In an ongoing series, different commentators and experts weigh in on what the BC Liberal Party needs to do from here. Today, former Conservative national campaign director Hamish Marshall offers his take.
Last week’s election drubbing should force the BC Liberals and the broad free-enterprise coalition to take stock and evaluate what they offer, and how they fight elections. Here are four things they need to do in order to win again:
1. Take the splintering of the right seriously
Once again, the BC Conservatives cost the BC Liberal seats. But it wasn’t just the BC Conservatives, the overperformance of small right-wing parties, or mishandling the Laurie Throness situation, which handed the NDP a bigger victory. In all, at least six seats were lost by the BC Liberals because of conservative-minded voters going elsewhere.
It was easy to dismiss the BC Conservatives because they only ran 19 candidates, but in those ridings, they got 10.4% of the vote. The BC Liberals need to do what Christy Clark did when faced with a far more organized BC Conservative Party before the 2013 election. Not only did they present a pro-energy resource development platform which appealed to Conservatives, they recruited activists, got Stockwell Day and Chuck Strahl involved in the campaign, and basically handed John Martin, a one-time BC Conservative candidate in Chilliwack, the BC Liberal nomination.
They took the threat seriously and won as a result. That has to be the default position of the BC Liberals going forward, not the exception.
2. Recapture the Chinese-Canadian vote
One of the most interesting and underreported trends of the last decade has been the decline of the BC Liberals with voters of Chinese descent. In this election, of the 15 seats with the most Chinese voters, they won three. Each of these ridings is at least 20% Chinese — and that number is not decreasing. The ultimate example is the BC Liberals losing three of four seats in Richmond, a former stronghold.
In 2013 the BC Liberals won 9 of these 15 seats (if they were on the present boundaries) and this dropped to 7 in 2017. BC Liberal vote dropped in ridings with the most Chinese-Canadians from 46% in 2013 (better than they did provincewide) to 40% in 2017, and down to just 36% last week.
There is no path back to victory that does not include winning this community by a significant margin. This has to be a top priority of the new leader.
3. Give people a reason to vote for them
For much of the Campbell-Clark years, the core message in elections was the NDP was too risky to be trusted in government. It was very effective, and almost worked in 2017. But after four years of the Horgan version of the NDP being less scary, less erratic, and downright more likeable than those who ran the province in the ’90s, that message has no hope of success.

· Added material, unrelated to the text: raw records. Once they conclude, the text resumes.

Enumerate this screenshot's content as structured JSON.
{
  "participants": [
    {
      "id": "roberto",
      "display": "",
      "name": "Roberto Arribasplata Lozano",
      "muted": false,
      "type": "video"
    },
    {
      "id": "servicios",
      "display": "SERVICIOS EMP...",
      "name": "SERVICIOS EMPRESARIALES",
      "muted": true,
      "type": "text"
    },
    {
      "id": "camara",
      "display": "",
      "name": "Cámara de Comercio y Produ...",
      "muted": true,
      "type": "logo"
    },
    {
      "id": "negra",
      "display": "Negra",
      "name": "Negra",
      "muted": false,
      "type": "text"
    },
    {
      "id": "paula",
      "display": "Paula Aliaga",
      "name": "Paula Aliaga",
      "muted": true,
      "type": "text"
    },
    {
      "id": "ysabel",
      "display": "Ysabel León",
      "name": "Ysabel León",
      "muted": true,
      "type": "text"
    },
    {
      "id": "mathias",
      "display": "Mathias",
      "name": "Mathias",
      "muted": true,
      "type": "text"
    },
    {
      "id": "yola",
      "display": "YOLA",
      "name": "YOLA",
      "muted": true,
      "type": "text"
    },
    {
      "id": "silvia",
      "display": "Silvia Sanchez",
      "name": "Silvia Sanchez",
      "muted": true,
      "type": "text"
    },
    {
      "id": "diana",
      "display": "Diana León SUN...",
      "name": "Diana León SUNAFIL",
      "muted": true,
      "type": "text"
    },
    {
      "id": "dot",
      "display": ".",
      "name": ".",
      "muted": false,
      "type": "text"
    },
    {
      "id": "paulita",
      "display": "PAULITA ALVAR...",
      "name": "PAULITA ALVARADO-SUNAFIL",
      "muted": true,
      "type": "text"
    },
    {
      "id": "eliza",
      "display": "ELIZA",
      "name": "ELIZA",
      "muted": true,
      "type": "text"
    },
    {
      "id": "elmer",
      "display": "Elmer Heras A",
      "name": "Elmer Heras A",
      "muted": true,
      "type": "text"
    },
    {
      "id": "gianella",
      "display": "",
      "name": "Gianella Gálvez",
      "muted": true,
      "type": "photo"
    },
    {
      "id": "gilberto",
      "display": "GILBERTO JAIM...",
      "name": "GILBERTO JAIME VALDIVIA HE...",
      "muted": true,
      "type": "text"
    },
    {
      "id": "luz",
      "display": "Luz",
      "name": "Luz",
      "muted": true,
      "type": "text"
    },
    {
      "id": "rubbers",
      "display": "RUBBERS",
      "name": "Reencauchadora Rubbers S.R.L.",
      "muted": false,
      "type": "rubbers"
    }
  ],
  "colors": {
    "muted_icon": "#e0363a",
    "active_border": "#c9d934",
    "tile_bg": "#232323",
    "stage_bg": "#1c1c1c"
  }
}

The only way to win is to land some punches on Horgan, damage his brand, and more than anything else put forward a positive and distinct vision of the province. Being “New Democrats who are good at math” is not enough to win. The lowest point of the BC Liberal saga was Christy Clark’s embarrassing “clone speech” of 2017 when she basically promised to implement the NDP platform to stave off losing power. Given the choice between the real version of a party and a fake, one voters will choose the real one.
4. Fresh new leader, and a fresh new brand
The next leader has to be a new face — or at least someone who understands how the world has changed. A reincarnation of Gordon Campbell or Christy Clark would be suicide. Their formula worked in their circumstances, but things are different now.
Along with a new leader, the BC Liberals need to change their name. The Liberal brand is too tied to what is happening federally (for good or ill) and turns off too many Conservative-minded folks. A party’s name should be a net positive, not a net negative when comes to attracting voters, donors, and volunteers. There is no reason party members could not be given a short list of names to choose from, and vote online to rebrand the party.
With a new leader, a new brand, a clear vision for BC and an understanding of which voters to go after, the free-enterprise party can win again.
Hamish I. Marshall is a partner with ONE a national public affairs advocacy firm was the Conservatives’ National Campaign Manager for the 2019 Federal Election.
- BC broadcasting icon Drex had a very different response – and very different advice – to the election, and a preferred choice for a new leader.
- Ada Slivinski wasn’t surprised by the results (so far) in Chilliwack.
- Maclean Kay looked at the long-, medium-, and short-term issues that played into the BC Liberals’ defeat.